Exercise details: An unchanged copy of each entry below is needed; keep the pictures out of it.

Records to process:
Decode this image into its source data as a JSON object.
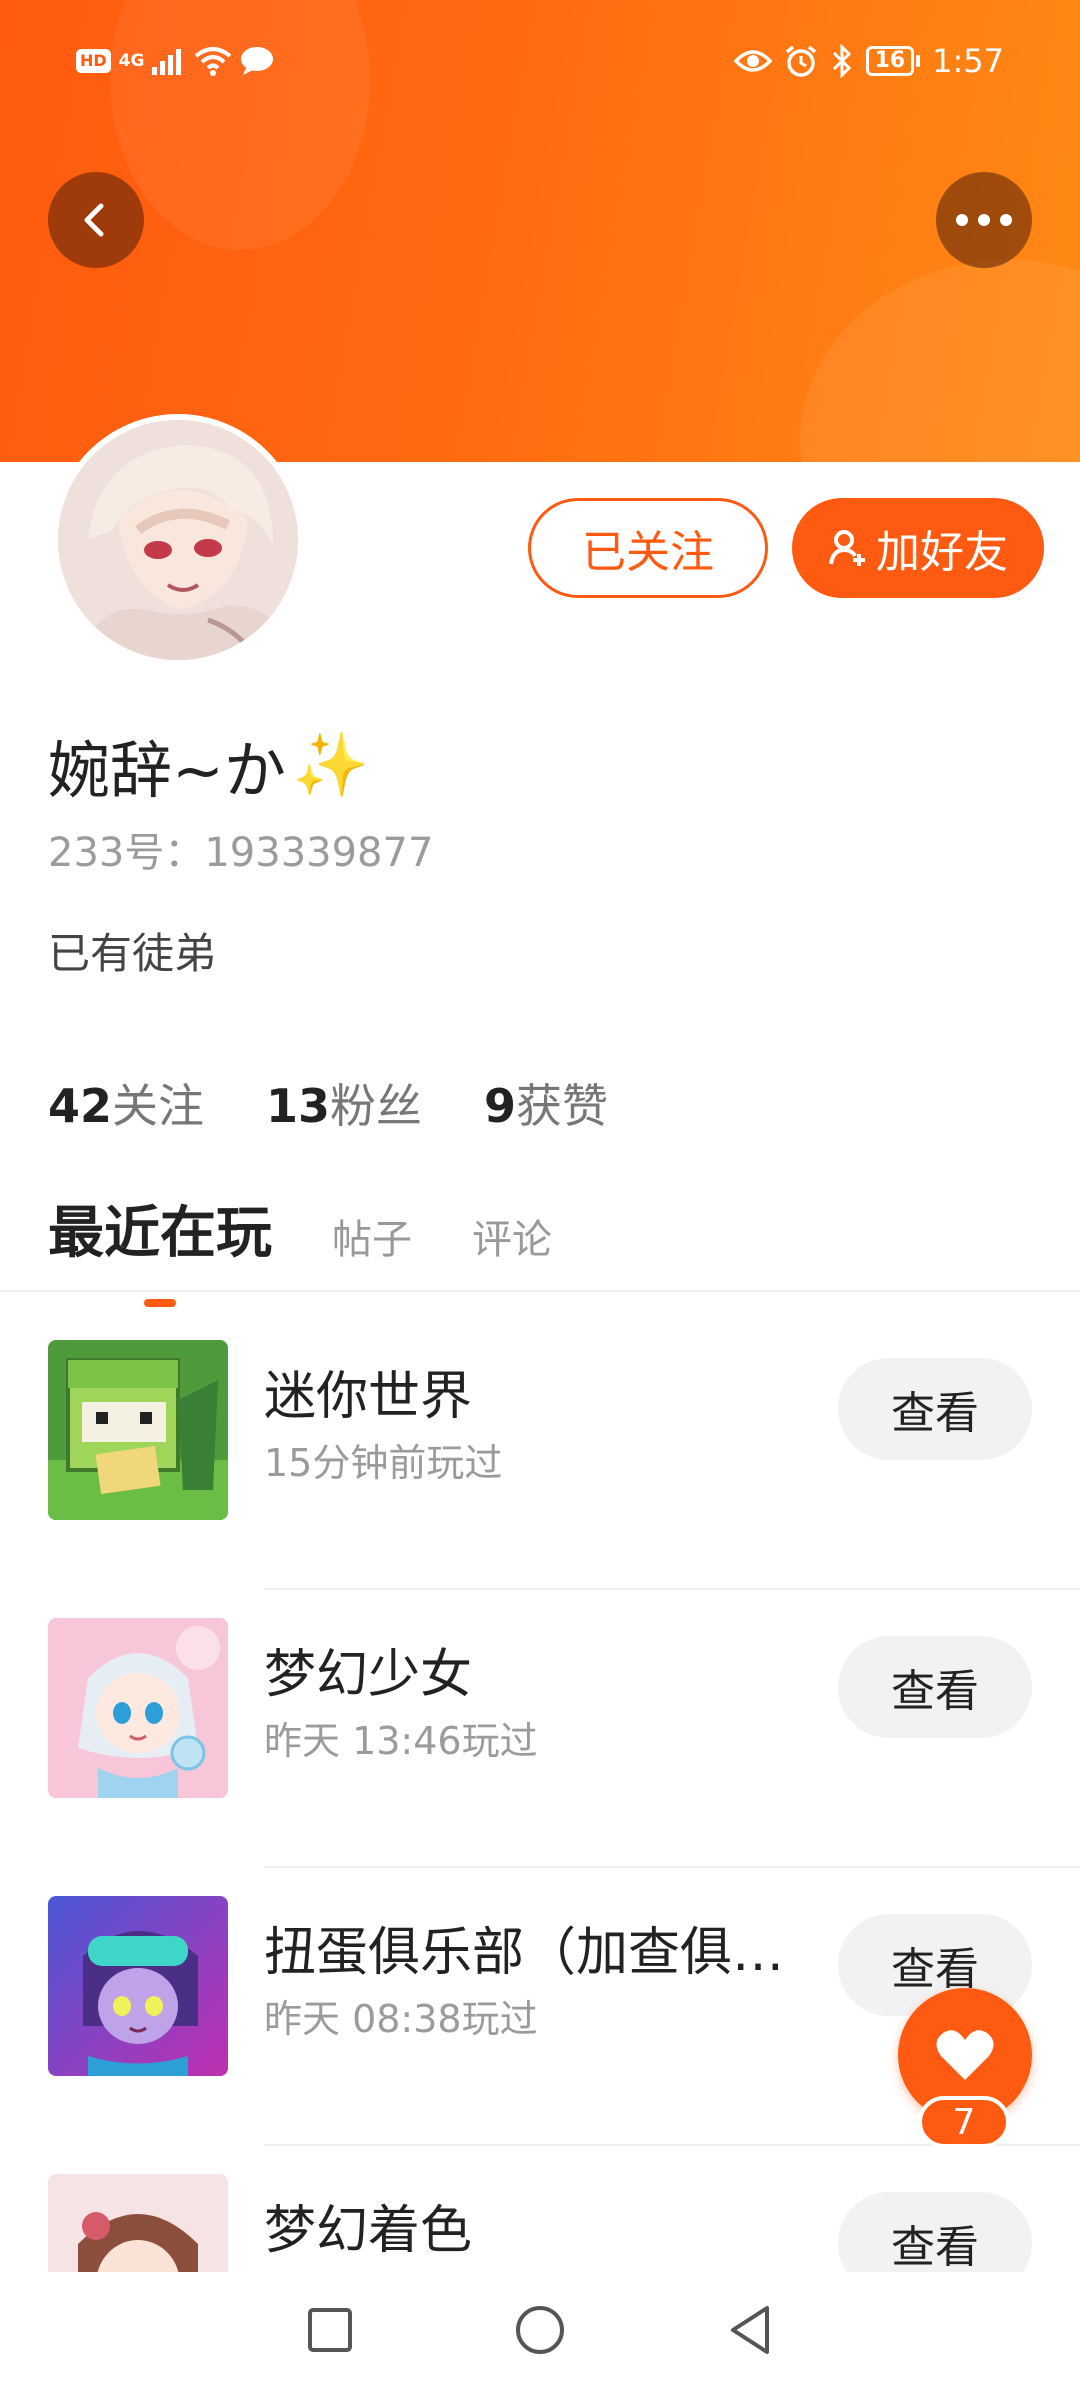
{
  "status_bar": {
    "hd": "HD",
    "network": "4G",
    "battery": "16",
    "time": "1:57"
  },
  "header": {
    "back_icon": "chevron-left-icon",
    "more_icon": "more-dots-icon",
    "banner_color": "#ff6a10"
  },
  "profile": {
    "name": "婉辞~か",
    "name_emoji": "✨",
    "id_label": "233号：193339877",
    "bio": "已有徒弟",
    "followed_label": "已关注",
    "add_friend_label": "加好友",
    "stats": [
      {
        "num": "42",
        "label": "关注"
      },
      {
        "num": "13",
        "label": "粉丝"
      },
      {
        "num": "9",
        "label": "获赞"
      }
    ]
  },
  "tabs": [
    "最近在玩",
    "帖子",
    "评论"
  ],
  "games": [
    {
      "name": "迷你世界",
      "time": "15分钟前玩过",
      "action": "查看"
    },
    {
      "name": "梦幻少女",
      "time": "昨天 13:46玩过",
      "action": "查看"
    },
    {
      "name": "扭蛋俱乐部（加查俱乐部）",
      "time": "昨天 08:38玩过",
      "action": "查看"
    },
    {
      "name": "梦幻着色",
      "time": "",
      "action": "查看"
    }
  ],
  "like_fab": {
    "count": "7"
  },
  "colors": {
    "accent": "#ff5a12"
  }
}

Answer to this problem:
Decode this image into its source data as a JSON object.
{
  "status_bar": {
    "hd": "HD",
    "network": "4G",
    "battery": "16",
    "time": "1:57"
  },
  "header": {
    "back_icon": "chevron-left-icon",
    "more_icon": "more-dots-icon",
    "banner_color": "#ff6a10"
  },
  "profile": {
    "name": "婉辞~か",
    "name_emoji": "✨",
    "id_label": "233号：193339877",
    "bio": "已有徒弟",
    "followed_label": "已关注",
    "add_friend_label": "加好友",
    "stats": [
      {
        "num": "42",
        "label": "关注"
      },
      {
        "num": "13",
        "label": "粉丝"
      },
      {
        "num": "9",
        "label": "获赞"
      }
    ]
  },
  "tabs": [
    "最近在玩",
    "帖子",
    "评论"
  ],
  "games": [
    {
      "name": "迷你世界",
      "time": "15分钟前玩过",
      "action": "查看"
    },
    {
      "name": "梦幻少女",
      "time": "昨天 13:46玩过",
      "action": "查看"
    },
    {
      "name": "扭蛋俱乐部（加查俱乐部）",
      "time": "昨天 08:38玩过",
      "action": "查看"
    },
    {
      "name": "梦幻着色",
      "time": "",
      "action": "查看"
    }
  ],
  "like_fab": {
    "count": "7"
  },
  "colors": {
    "accent": "#ff5a12"
  }
}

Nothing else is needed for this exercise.